You have probably heard the Leo Tolstoy quote: “All happy families are alike; each unhappy family is unhappy in its own way.” If you think about it, that sentiment might well extend to all relationships. The world seems to be full of detailed stories, both fiction and non-fiction, about difficult ones; but how often do we hear about the happy, functional ones to any degree?
Certainly, as a counselor-in-training at TACC, I have witnessed just how central of a role that relationships play in the lives of the individuals I see. I remember, early in my training, reading that most people come to counseling because, in some way or the other, they are concerned about their relationships. And this manifests in a number of different ways: not just interpersonal relationships, but relationships with self, God, society, the environment, and so many other things, both human and not. Frequently, we are aware of how these relationships feel difficult, unsatisfying, or even dangerous, but are not sure how to do anything about it. Moreover, it can be easy for the unhappiness of relationships to overshadow, or at least influence, the good, satisfying ones that we do have.
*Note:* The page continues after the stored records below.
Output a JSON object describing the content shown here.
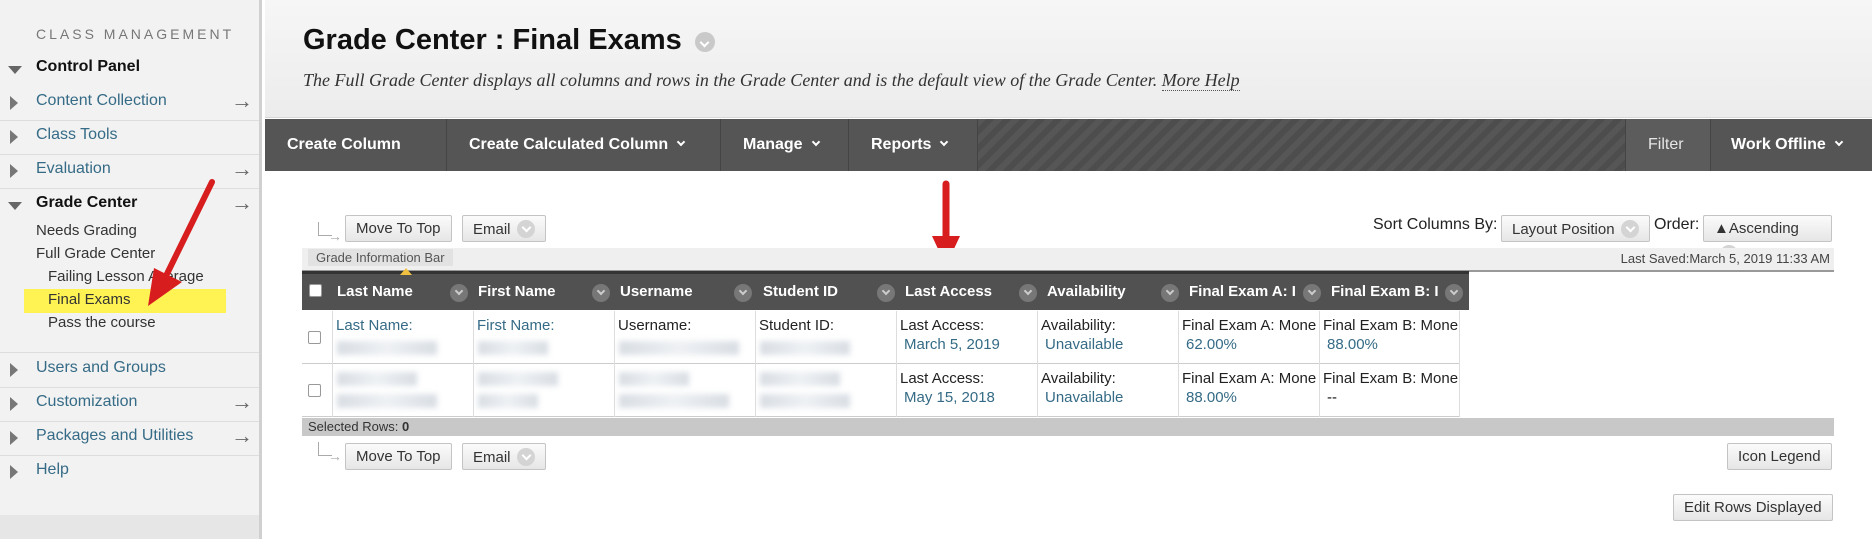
{
  "sidebar": {
    "heading": "CLASS MANAGEMENT",
    "control_panel": "Control Panel",
    "items": [
      {
        "label": "Content Collection"
      },
      {
        "label": "Class Tools"
      },
      {
        "label": "Evaluation"
      }
    ],
    "grade_center": {
      "label": "Grade Center",
      "subitems": [
        "Needs Grading",
        "Full Grade Center",
        "Failing Lesson Average",
        "Final Exams",
        "Pass the course"
      ]
    },
    "items_bottom": [
      {
        "label": "Users and Groups"
      },
      {
        "label": "Customization"
      },
      {
        "label": "Packages and Utilities"
      },
      {
        "label": "Help"
      }
    ],
    "expand_arrow": "→"
  },
  "header": {
    "title": "Grade Center : Final Exams",
    "description": "The Full Grade Center displays all columns and rows in the Grade Center and is the default view of the Grade Center.",
    "more_help": "More Help"
  },
  "actionbar": {
    "create_column": "Create Column",
    "create_calculated_column": "Create Calculated Column",
    "manage": "Manage",
    "reports": "Reports",
    "filter": "Filter",
    "work_offline": "Work Offline"
  },
  "grid": {
    "move_to_top": "Move To Top",
    "email": "Email",
    "sort_columns_by_label": "Sort Columns By:",
    "sort_columns_by_value": "Layout Position",
    "order_label": "Order:",
    "order_value": "▲Ascending",
    "info_bar": "Grade Information Bar",
    "last_saved": "Last Saved:March 5, 2019 11:33 AM",
    "columns": [
      "Last Name",
      "First Name",
      "Username",
      "Student ID",
      "Last Access",
      "Availability",
      "Final Exam A: I",
      "Final Exam B: I"
    ],
    "rows": [
      {
        "last_name": "Last Name:",
        "first_name": "First Name:",
        "username": "Username:",
        "student_id": "Student ID:",
        "last_access_label": "Last Access:",
        "last_access": "March 5, 2019",
        "availability_label": "Availability:",
        "availability": "Unavailable",
        "exam_a_label": "Final Exam A: Mone",
        "exam_a": "62.00%",
        "exam_b_label": "Final Exam B: Mone",
        "exam_b": "88.00%"
      },
      {
        "last_access_label": "Last Access:",
        "last_access": "May 15, 2018",
        "availability_label": "Availability:",
        "availability": "Unavailable",
        "exam_a_label": "Final Exam A: Mone",
        "exam_a": "88.00%",
        "exam_b_label": "Final Exam B: Mone",
        "exam_b": "--"
      }
    ],
    "selected_rows_label": "Selected Rows:",
    "selected_rows_count": "0",
    "icon_legend": "Icon Legend",
    "edit_rows_displayed": "Edit Rows Displayed"
  },
  "colors": {
    "link": "#356b86",
    "highlight": "#fff354",
    "annotation_arrow": "#d71d1d",
    "actionbar": "#555555"
  }
}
As it turns out, and perhaps this should be no surprise, we are always learning more about the direct impact relationships have on our health. An article from Harvard Health Publishing, originally from 2010 and updated in 2019, reports on several studies that show just how much this is the case. According to the article, meaningful social connections influence our long-term wellbeing as powerfully as good diet, adequate sleep, and not smoking. Relationships affect how we handle stress, how healthy we are from a cardiovascular standpoint, and perhaps even the strength of our immune systems.
In addition to counseling and being a full-time doctoral student, I am the co-founder of Healthy Seminarians-Healthy Church (HSHC), a non-profit dedicated to researching, advocating for, and promoting the health of those preparing for pastoral ministry, in the hopes that these students can develop healthy habits that they can take with them into their church service (since pastors tend to struggle with their health, there is plenty of work to do!). One of the key factors that seems to affect pastoral health is exactly this lack of healthy, meaningful relationships. With this in mind, we provide support by inviting seminarians to intentionally examine and deepen relationships.
Whether or not you are preparing for ordained church service, relationships are central to your wellbeing, and I encourage you to spend some dedicated time cultivating them, strengthening them, starting new ones, and enjoying existing ones. If the studies are true, then our lives might well depend on it!